Try it: Reproduce the records. Keep every word exact and include no images.

(Element data from apps and pages)
+--

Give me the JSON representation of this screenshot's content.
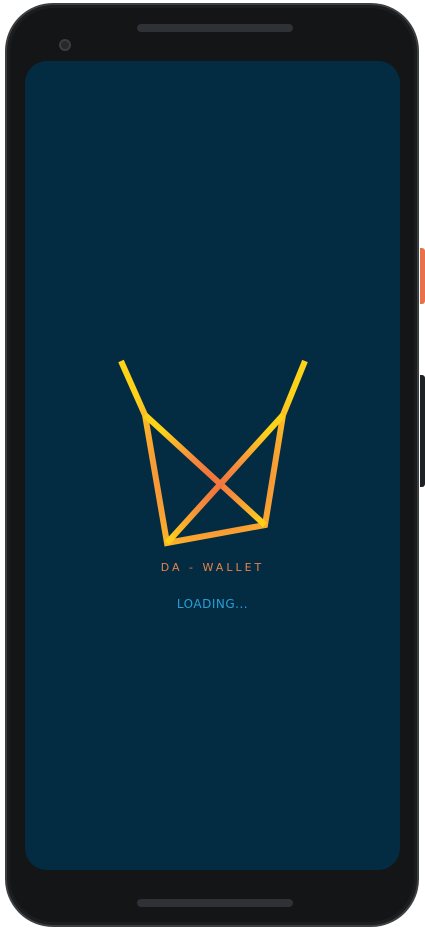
{
  "app": {
    "brand_name": "DA - WALLET",
    "status_text": "LOADING..."
  },
  "logo": {
    "icon": "w-logo-icon",
    "gradient_outer": "#ffd21a",
    "gradient_center": "#f06a3e"
  },
  "colors": {
    "screen_background": "#032c43",
    "brand_text": "#e8824a",
    "status_text": "#2a9fd4"
  }
}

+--

Completed exercise:
Give me the JSON representation of this screenshot's content.
{
  "app": {
    "brand_name": "DA - WALLET",
    "status_text": "LOADING..."
  },
  "logo": {
    "icon": "w-logo-icon",
    "gradient_outer": "#ffd21a",
    "gradient_center": "#f06a3e"
  },
  "colors": {
    "screen_background": "#032c43",
    "brand_text": "#e8824a",
    "status_text": "#2a9fd4"
  }
}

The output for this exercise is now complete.